In Dr. Layne’s book, he talks about the idea of creating reading lounges in schools. It makes sense if we want kids to read more that we get them great books to read and create a space that allows them to engage in books. Dr. Layne warns in his book that there are systemic roadblocks (or excuses) to creating reading lounges in schools. The first roadblock is that there is no extra space. While we didn’t have extra classroom space, we did have shared pod areas that were used for small group work and storage. We have 8 of these pod rooms on campus and each of these connect with three classrooms. Space was not an issue for us. If we didn’t have the pod rooms, we would have looked at the computer lab (which is quickly becoming obsolete with the use of Chromebook carts in the classroom). Here is a photograph of a pod:
The second roadblock that Dr. Layne warns us about is the excuse of not having any money. In fact, at the reading conference a few years ago, he told every attendee that the principal always has money somewhere. I remember this exact moment because all of my teachers turned back at me with some raised eyebrows! Yes, we have some money but we didn’t have enough. When we make reading a priority, we will find the money.

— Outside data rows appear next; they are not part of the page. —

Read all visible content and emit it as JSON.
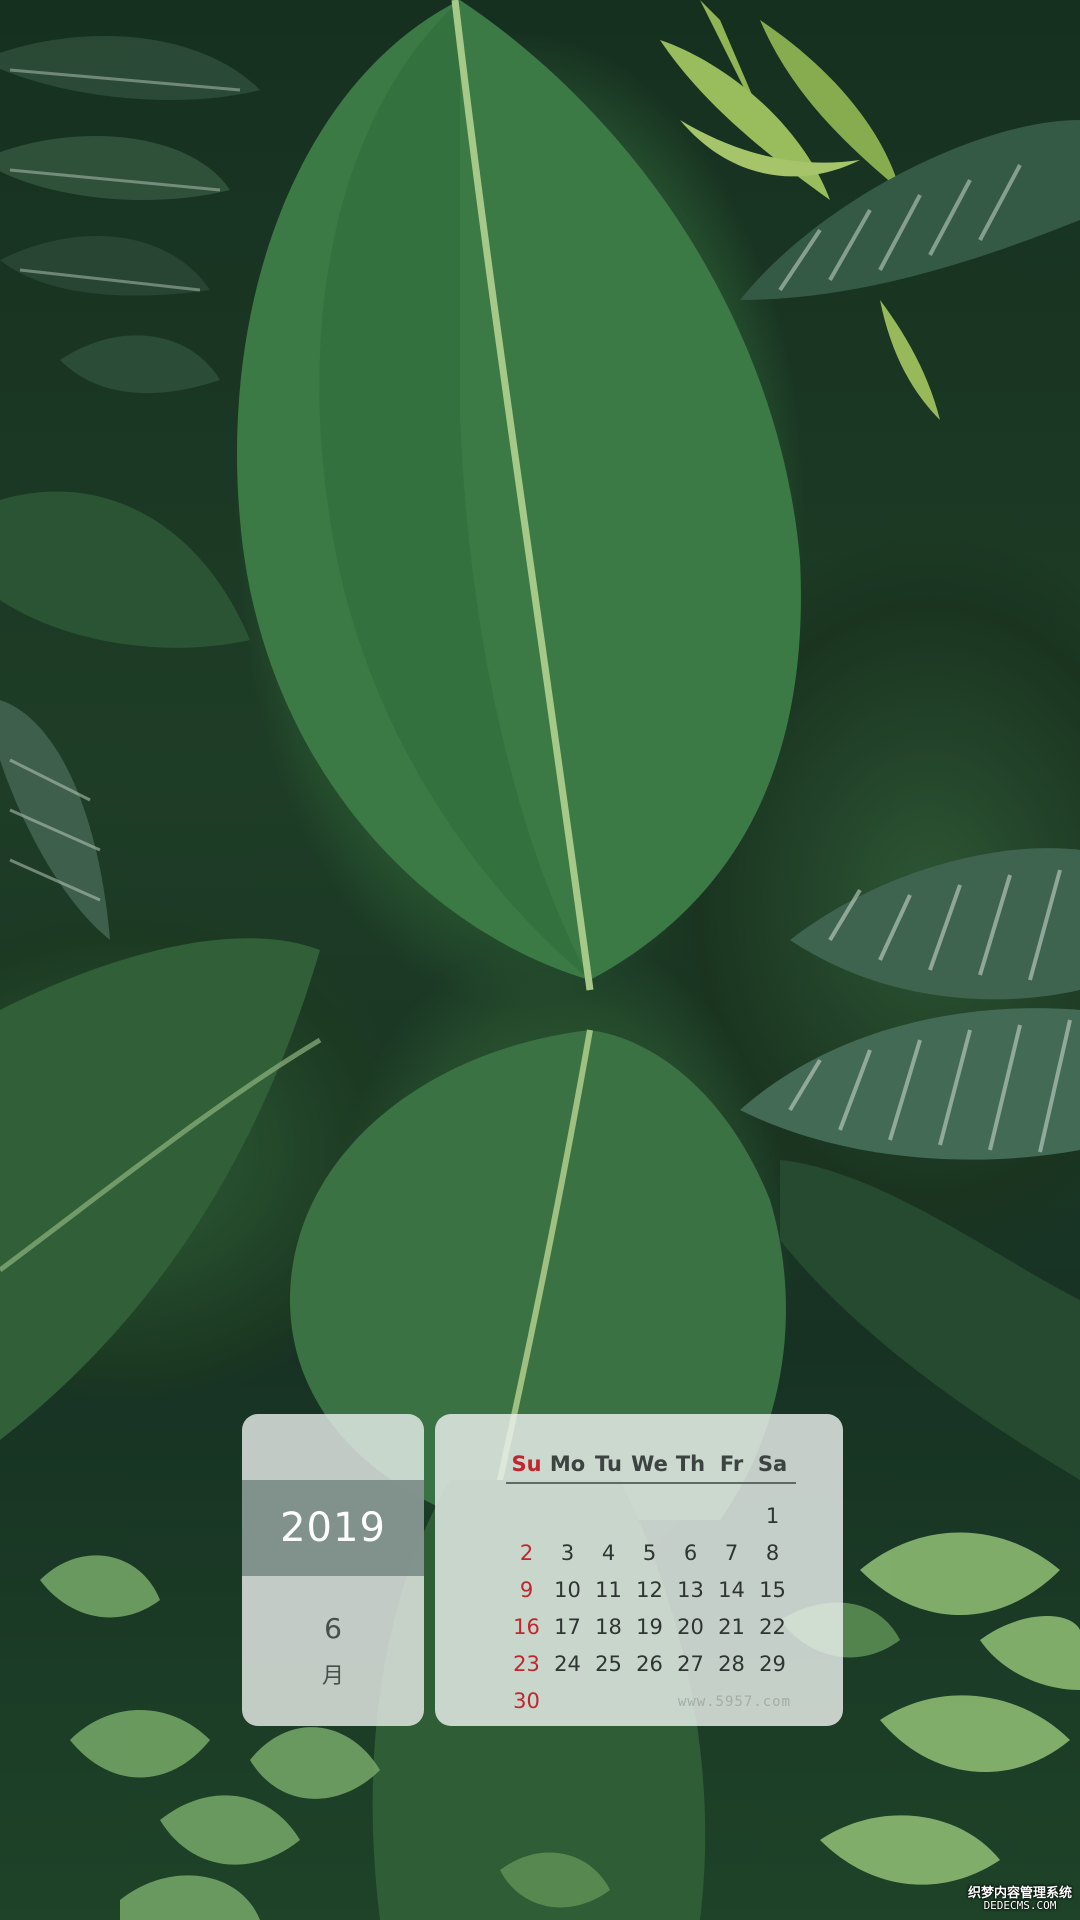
{
  "calendar": {
    "year": "2019",
    "month_number": "6",
    "month_unit": "月",
    "weekdays": [
      {
        "label": "Su",
        "sunday": true
      },
      {
        "label": "Mo",
        "sunday": false
      },
      {
        "label": "Tu",
        "sunday": false
      },
      {
        "label": "We",
        "sunday": false
      },
      {
        "label": "Th",
        "sunday": false
      },
      {
        "label": "Fr",
        "sunday": false
      },
      {
        "label": "Sa",
        "sunday": false
      }
    ],
    "weeks": [
      [
        "",
        "",
        "",
        "",
        "",
        "",
        "1"
      ],
      [
        "2",
        "3",
        "4",
        "5",
        "6",
        "7",
        "8"
      ],
      [
        "9",
        "10",
        "11",
        "12",
        "13",
        "14",
        "15"
      ],
      [
        "16",
        "17",
        "18",
        "19",
        "20",
        "21",
        "22"
      ],
      [
        "23",
        "24",
        "25",
        "26",
        "27",
        "28",
        "29"
      ],
      [
        "30",
        "",
        "",
        "",
        "",
        "",
        ""
      ]
    ],
    "watermark": "www.5957.com"
  },
  "corner_watermark": {
    "line1": "织梦内容管理系统",
    "line2": "DEDECMS.COM"
  },
  "colors": {
    "sunday": "#c0262d",
    "panel_background": "#ecf0ee",
    "year_band": "#788a84",
    "text_dark": "#2f3533"
  },
  "wallpaper": {
    "subject": "tropical-leaves-wallpaper"
  }
}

Our idea was to convert all 8 pod rooms into reading lounges. The vision? The reading lounges would foster literacy, offer a quiet and safe space, create a sense of eagerness and imagination, and associate reading with leisure and pleasure. Each reading lounge would have a theme based on a book or author. One classroom articulated their vision of what their reading lounge would look like based on Aaron Becker’s Journey, Quest, Return trilogy:
“My students imagined an enchanted space with lanterns, little white lights and a huge magic carpet that they could sit or lay down upon to read. Painted on the walls would be a red hot air balloon, a beautifully exotic bird with purple feathers and two large trees, each one featuring a magic door at the trunk’s base. These two magic doors, one being red & one being purple, would symbolize their secret passage into the fantastical world of books!”- Ms. B., 2nd grade teacher
Of course, we needed the furniture, paint, hardware, supplies, and books. Did I mention books? We had some money but not enough money. This is where the community comes in….(to be continued).